As Russian troops pull out of the defunct Chernobyl nuclear facility, reports say several hundred have been transported to a facility in Belarus for treatment of “acute radiation sickness.”
The Pentagon says Russian forces began hastily withdrawing from Chernobyl this week.
The invading troops are also reported to have dug trenches in the contaminated Red Forest, so named after thousands of trees turned red after the site’s 1986 nuclear accident. Even highly trained workers in protective gear are not allowed to enter the forest for fear of radiation sickness.
Energoatom, the Ukrainian government agency that oversees the disaster site, reports that the location where Russian soldiers dug trenches is “the most polluted in the entire zone.” Journalists in Belarus witnessed several buses transporting the bodies of troops from the medical facility to Russia overnight.
The site of the world’s worst nuclear disaster fell to Russia on the first day of the attack. Military forces without protective gear immediately began moving heavy equipment through the area. This, along with forest fires, raised concerns about contamination and possible danger to workers.
Those on duty when the Russians arrived stayed at work over 600 hours before they were allowed a shift change.
The site’s Ukrainian managers say a formal letter has been signed transferring protection of the site back to Energoatom, along with confirmation of the disturbance of the Red Forest zone.

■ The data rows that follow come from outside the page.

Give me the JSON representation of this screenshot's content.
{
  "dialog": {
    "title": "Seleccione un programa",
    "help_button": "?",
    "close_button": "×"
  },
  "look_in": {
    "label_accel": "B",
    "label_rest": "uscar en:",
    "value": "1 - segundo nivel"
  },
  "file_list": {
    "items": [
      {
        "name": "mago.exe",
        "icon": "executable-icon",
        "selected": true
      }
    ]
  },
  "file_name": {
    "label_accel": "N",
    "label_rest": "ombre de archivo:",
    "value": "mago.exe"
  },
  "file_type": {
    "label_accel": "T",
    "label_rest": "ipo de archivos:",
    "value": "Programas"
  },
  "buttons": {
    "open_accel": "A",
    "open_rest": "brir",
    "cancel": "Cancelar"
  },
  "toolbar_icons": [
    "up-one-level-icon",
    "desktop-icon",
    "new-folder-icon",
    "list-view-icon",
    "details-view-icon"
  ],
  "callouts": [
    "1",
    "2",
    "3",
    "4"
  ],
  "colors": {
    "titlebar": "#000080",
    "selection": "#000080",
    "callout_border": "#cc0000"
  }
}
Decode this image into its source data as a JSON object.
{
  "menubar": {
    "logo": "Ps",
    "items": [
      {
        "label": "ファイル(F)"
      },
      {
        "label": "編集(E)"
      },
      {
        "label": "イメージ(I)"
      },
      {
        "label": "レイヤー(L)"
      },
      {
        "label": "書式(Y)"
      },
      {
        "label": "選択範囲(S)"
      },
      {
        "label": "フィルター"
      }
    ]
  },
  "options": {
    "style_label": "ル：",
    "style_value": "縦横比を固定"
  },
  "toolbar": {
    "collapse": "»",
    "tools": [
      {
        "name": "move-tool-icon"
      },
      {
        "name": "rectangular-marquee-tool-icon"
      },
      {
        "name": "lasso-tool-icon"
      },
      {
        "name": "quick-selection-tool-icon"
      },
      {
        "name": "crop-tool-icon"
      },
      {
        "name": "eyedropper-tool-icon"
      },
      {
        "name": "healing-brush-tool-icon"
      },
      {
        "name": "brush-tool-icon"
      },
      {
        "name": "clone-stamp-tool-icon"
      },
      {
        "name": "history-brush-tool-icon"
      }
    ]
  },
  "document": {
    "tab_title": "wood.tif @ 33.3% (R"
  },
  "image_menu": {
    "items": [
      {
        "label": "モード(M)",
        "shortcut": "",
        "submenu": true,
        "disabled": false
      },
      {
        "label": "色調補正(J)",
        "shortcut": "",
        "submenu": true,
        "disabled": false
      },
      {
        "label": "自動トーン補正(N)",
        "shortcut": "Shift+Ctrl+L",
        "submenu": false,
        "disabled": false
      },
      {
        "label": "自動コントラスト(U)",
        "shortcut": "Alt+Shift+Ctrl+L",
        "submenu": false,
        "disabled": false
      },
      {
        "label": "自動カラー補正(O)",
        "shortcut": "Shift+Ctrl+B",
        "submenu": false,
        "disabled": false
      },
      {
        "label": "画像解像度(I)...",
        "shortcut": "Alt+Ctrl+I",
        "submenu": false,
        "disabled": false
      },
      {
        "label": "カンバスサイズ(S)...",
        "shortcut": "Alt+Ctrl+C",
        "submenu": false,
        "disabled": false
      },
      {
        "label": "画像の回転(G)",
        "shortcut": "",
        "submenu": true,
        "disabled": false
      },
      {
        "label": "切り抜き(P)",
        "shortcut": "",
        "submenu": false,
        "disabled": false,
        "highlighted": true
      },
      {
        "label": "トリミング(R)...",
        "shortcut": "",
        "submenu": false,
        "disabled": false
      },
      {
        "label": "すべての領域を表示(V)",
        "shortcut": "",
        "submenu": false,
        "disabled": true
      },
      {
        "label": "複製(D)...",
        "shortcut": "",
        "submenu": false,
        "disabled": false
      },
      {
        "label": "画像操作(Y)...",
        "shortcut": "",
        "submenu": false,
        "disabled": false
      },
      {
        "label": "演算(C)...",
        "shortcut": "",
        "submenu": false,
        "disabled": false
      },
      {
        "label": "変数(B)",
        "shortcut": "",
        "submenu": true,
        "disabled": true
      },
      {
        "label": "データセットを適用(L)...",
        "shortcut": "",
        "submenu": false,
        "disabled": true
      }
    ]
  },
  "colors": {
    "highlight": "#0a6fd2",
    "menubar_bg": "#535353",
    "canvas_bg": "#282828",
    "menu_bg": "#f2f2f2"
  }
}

The statement notes “fortifications and trenches that the rashists built” in the most contaminated area of the entire Exclusion Zone.
“Rashist” is a Ukrainian slur for the Russian troops that combines “fascist” and “racist.” Yaroslav Yemelianenko, a Ukrainian official with the Exclusion Zone Management Team, bluntly told the “irradiated terrorists” to “live the rest of your short life with this.”